Provided records:
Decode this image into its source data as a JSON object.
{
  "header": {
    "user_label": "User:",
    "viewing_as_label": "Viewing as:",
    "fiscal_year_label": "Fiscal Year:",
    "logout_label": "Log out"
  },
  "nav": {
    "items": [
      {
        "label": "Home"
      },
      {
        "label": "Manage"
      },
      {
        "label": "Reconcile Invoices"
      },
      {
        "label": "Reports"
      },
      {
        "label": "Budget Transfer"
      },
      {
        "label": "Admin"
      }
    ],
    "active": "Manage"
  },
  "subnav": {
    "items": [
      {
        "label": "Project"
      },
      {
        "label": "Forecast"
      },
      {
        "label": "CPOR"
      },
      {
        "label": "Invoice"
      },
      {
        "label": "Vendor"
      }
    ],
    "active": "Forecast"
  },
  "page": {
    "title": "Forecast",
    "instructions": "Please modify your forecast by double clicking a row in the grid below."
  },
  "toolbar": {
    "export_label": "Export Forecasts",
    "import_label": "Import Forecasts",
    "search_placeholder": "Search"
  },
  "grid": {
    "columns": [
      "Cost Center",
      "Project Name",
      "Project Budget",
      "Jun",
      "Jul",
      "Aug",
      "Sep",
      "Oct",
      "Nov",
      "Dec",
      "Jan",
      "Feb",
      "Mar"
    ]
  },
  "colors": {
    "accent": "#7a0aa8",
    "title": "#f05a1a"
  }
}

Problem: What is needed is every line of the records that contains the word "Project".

Task solution:
        "label": "Project"
      "Project Name",
      "Project Budget",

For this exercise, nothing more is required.